== Stored dataset items ==
* * * * *

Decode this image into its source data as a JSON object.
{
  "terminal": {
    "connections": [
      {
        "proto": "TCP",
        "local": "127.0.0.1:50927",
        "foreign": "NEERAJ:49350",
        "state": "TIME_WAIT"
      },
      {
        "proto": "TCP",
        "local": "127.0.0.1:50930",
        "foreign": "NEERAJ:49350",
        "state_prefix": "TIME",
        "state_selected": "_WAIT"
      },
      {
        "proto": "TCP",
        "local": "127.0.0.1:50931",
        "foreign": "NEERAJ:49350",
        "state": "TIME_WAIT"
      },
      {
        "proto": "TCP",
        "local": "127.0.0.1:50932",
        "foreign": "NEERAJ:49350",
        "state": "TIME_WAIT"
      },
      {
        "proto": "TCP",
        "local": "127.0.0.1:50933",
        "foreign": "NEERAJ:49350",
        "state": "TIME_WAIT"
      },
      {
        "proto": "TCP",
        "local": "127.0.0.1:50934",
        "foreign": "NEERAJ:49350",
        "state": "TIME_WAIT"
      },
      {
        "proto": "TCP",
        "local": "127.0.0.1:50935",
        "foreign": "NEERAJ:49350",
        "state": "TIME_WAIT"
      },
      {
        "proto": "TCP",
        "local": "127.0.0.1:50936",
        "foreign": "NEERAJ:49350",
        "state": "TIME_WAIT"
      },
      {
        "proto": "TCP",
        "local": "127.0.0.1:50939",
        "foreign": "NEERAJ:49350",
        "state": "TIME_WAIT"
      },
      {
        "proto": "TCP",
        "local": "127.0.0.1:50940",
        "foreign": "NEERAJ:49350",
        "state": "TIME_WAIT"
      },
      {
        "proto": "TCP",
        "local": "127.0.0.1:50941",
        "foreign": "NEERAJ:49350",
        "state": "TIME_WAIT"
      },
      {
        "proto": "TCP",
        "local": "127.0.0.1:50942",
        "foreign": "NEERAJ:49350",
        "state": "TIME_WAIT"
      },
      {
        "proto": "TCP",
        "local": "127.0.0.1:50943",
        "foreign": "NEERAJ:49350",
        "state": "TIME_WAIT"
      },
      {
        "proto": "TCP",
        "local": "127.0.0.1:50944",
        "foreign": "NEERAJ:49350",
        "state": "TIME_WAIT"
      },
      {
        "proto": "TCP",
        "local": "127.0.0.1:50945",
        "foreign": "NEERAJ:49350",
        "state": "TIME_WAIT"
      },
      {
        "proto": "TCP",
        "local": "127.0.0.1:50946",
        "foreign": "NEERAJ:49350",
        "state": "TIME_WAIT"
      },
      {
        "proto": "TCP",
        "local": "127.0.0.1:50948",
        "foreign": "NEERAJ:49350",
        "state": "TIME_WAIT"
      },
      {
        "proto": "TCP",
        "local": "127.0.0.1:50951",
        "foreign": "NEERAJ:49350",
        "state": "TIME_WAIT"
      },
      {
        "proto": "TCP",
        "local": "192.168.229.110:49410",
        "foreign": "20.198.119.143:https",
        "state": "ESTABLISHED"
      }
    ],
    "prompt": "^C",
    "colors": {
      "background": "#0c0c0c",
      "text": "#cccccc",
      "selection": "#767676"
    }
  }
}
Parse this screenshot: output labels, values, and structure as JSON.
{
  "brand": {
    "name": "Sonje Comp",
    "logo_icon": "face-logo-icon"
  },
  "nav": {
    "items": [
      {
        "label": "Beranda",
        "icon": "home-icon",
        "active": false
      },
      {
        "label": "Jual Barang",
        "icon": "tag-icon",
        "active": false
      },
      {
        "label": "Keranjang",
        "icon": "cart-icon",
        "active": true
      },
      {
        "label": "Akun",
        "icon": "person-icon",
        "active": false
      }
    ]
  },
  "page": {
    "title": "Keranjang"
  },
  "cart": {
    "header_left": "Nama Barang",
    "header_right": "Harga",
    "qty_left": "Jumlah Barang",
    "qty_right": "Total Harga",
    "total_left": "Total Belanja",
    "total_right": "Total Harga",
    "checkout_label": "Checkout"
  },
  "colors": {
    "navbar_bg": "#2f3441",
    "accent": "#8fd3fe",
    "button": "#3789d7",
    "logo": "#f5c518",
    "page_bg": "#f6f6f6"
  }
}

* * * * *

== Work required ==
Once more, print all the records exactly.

== Output ==
Decode this image into its source data as a JSON object.
{
  "terminal": {
    "connections": [
      {
        "proto": "TCP",
        "local": "127.0.0.1:50927",
        "foreign": "NEERAJ:49350",
        "state": "TIME_WAIT"
      },
      {
        "proto": "TCP",
        "local": "127.0.0.1:50930",
        "foreign": "NEERAJ:49350",
        "state_prefix": "TIME",
        "state_selected": "_WAIT"
      },
      {
        "proto": "TCP",
        "local": "127.0.0.1:50931",
        "foreign": "NEERAJ:49350",
        "state": "TIME_WAIT"
      },
      {
        "proto": "TCP",
        "local": "127.0.0.1:50932",
        "foreign": "NEERAJ:49350",
        "state": "TIME_WAIT"
      },
      {
        "proto": "TCP",
        "local": "127.0.0.1:50933",
        "foreign": "NEERAJ:49350",
        "state": "TIME_WAIT"
      },
      {
        "proto": "TCP",
        "local": "127.0.0.1:50934",
        "foreign": "NEERAJ:49350",
        "state": "TIME_WAIT"
      },
      {
        "proto": "TCP",
        "local": "127.0.0.1:50935",
        "foreign": "NEERAJ:49350",
        "state": "TIME_WAIT"
      },
      {
        "proto": "TCP",
        "local": "127.0.0.1:50936",
        "foreign": "NEERAJ:49350",
        "state": "TIME_WAIT"
      },
      {
        "proto": "TCP",
        "local": "127.0.0.1:50939",
        "foreign": "NEERAJ:49350",
        "state": "TIME_WAIT"
      },
      {
        "proto": "TCP",
        "local": "127.0.0.1:50940",
        "foreign": "NEERAJ:49350",
        "state": "TIME_WAIT"
      },
      {
        "proto": "TCP",
        "local": "127.0.0.1:50941",
        "foreign": "NEERAJ:49350",
        "state": "TIME_WAIT"
      },
      {
        "proto": "TCP",
        "local": "127.0.0.1:50942",
        "foreign": "NEERAJ:49350",
        "state": "TIME_WAIT"
      },
      {
        "proto": "TCP",
        "local": "127.0.0.1:50943",
        "foreign": "NEERAJ:49350",
        "state": "TIME_WAIT"
      },
      {
        "proto": "TCP",
        "local": "127.0.0.1:50944",
        "foreign": "NEERAJ:49350",
        "state": "TIME_WAIT"
      },
      {
        "proto": "TCP",
        "local": "127.0.0.1:50945",
        "foreign": "NEERAJ:49350",
        "state": "TIME_WAIT"
      },
      {
        "proto": "TCP",
        "local": "127.0.0.1:50946",
        "foreign": "NEERAJ:49350",
        "state": "TIME_WAIT"
      },
      {
        "proto": "TCP",
        "local": "127.0.0.1:50948",
        "foreign": "NEERAJ:49350",
        "state": "TIME_WAIT"
      },
      {
        "proto": "TCP",
        "local": "127.0.0.1:50951",
        "foreign": "NEERAJ:49350",
        "state": "TIME_WAIT"
      },
      {
        "proto": "TCP",
        "local": "192.168.229.110:49410",
        "foreign": "20.198.119.143:https",
        "state": "ESTABLISHED"
      }
    ],
    "prompt": "^C",
    "colors": {
      "background": "#0c0c0c",
      "text": "#cccccc",
      "selection": "#767676"
    }
  }
}
Parse this screenshot: output labels, values, and structure as JSON.
{
  "brand": {
    "name": "Sonje Comp",
    "logo_icon": "face-logo-icon"
  },
  "nav": {
    "items": [
      {
        "label": "Beranda",
        "icon": "home-icon",
        "active": false
      },
      {
        "label": "Jual Barang",
        "icon": "tag-icon",
        "active": false
      },
      {
        "label": "Keranjang",
        "icon": "cart-icon",
        "active": true
      },
      {
        "label": "Akun",
        "icon": "person-icon",
        "active": false
      }
    ]
  },
  "page": {
    "title": "Keranjang"
  },
  "cart": {
    "header_left": "Nama Barang",
    "header_right": "Harga",
    "qty_left": "Jumlah Barang",
    "qty_right": "Total Harga",
    "total_left": "Total Belanja",
    "total_right": "Total Harga",
    "checkout_label": "Checkout"
  },
  "colors": {
    "navbar_bg": "#2f3441",
    "accent": "#8fd3fe",
    "button": "#3789d7",
    "logo": "#f5c518",
    "page_bg": "#f6f6f6"
  }
}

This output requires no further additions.